Anthropology is a broad discipline that draws on social sciences, natural sciences, and the humanities to examine the relationships between people and their environments. Its broad field of study links biology, social science, and history. Its earliest practitioners analyzed observable cultural diversity. But as time progressed, anthropologists focused on broader issues, including human origin and evolution. And today, the field continues to grow.
Anthropologists are often concerned with human behavior and society in its many forms. They study everything from hunter-gatherer societies to the daily activities of people visiting a shopping mall. They explore the importance of kinship, religion, and gender in different cultures, and analyze the wider implications of these actions. Some of their research also focuses on the impact of modernization on small-scale societies, and the struggle of indigenous peoples to maintain their cultures.
Anthropology has a unique role in 21st century knowledge, and it is crucial for attempts to understand the world in which we live. It’s essential for building understanding across cultural divides, including those caused by globalization. And as a basic science, anthropology is the most humanistic and scientific of the humanities. So, what makes anthropology so relevant today? Consider the following:
Anthropology has many branches, and is closely related to political science and sociology. It explores the social aspects of man, from the origins of our species to the behavior of humans in our modern world. Anthropologists can also study the differences and similarities between groups, including diet, rituals, and more.
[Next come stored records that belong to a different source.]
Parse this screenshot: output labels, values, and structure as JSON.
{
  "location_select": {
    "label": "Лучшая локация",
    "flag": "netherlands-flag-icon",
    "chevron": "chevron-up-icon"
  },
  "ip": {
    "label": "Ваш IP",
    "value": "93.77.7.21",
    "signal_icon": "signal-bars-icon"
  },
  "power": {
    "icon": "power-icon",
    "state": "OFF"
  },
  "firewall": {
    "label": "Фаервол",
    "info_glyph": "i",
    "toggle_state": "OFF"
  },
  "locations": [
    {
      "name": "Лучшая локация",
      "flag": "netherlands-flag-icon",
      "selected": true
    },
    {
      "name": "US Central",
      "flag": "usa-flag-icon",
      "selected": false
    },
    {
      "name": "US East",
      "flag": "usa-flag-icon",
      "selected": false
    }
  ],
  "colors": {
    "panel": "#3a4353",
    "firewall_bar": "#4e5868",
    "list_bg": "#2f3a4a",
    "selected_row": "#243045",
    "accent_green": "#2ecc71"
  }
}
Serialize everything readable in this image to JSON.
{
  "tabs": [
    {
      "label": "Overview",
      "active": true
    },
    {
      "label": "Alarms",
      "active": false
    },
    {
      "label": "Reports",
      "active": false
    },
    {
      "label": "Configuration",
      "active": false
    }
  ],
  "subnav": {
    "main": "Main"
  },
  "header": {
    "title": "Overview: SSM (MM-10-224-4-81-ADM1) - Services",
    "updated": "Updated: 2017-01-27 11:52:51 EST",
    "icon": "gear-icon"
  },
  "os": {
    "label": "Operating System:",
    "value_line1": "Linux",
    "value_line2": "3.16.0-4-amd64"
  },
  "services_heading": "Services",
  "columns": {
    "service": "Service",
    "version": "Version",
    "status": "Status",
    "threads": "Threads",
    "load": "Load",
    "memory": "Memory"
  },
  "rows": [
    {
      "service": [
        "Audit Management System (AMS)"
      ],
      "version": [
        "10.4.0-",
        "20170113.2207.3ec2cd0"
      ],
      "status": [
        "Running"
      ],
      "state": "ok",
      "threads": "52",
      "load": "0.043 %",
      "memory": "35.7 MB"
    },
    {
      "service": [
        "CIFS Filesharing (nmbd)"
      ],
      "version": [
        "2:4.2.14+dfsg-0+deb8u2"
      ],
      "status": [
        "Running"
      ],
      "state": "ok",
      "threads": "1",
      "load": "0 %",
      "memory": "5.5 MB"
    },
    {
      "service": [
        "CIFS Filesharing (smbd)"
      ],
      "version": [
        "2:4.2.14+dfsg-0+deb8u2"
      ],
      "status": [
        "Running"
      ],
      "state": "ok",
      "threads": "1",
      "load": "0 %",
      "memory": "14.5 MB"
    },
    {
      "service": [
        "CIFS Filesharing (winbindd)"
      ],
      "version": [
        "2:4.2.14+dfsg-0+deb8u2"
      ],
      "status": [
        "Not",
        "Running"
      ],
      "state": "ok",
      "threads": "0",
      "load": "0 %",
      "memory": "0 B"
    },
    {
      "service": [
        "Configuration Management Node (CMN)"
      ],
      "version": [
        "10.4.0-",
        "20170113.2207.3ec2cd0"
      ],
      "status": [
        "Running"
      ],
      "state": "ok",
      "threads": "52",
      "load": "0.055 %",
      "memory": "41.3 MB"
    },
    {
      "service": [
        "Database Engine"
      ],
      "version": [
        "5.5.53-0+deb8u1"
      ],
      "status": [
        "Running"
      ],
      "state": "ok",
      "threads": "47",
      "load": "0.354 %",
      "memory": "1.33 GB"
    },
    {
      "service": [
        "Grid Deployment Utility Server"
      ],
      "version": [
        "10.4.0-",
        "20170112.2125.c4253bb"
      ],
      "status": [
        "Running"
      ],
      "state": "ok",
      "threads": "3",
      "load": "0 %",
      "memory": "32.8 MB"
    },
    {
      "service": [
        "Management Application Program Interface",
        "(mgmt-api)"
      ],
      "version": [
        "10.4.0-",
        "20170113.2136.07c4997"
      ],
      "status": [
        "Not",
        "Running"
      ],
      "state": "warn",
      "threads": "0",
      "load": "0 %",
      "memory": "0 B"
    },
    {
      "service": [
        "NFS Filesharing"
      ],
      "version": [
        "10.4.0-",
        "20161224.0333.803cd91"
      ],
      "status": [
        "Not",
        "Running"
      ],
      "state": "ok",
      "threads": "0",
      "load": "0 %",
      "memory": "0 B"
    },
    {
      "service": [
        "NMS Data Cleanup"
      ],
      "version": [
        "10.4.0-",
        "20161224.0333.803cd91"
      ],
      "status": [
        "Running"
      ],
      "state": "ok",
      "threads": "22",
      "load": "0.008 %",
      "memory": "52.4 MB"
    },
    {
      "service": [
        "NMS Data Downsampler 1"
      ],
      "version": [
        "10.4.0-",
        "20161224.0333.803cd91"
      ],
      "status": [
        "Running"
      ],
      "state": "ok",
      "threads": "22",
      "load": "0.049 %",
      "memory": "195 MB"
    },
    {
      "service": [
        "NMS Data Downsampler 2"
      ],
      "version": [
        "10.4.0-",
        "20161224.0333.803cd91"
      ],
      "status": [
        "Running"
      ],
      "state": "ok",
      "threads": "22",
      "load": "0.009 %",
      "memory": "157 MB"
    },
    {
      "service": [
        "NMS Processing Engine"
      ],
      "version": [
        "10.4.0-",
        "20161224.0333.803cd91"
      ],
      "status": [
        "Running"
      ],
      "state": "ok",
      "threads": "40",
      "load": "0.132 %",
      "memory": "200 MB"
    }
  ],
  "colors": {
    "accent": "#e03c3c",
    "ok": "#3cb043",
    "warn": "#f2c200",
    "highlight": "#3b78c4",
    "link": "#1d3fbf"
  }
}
And, because of its broad scope, anthropologists can help explain all aspects of human life and culture.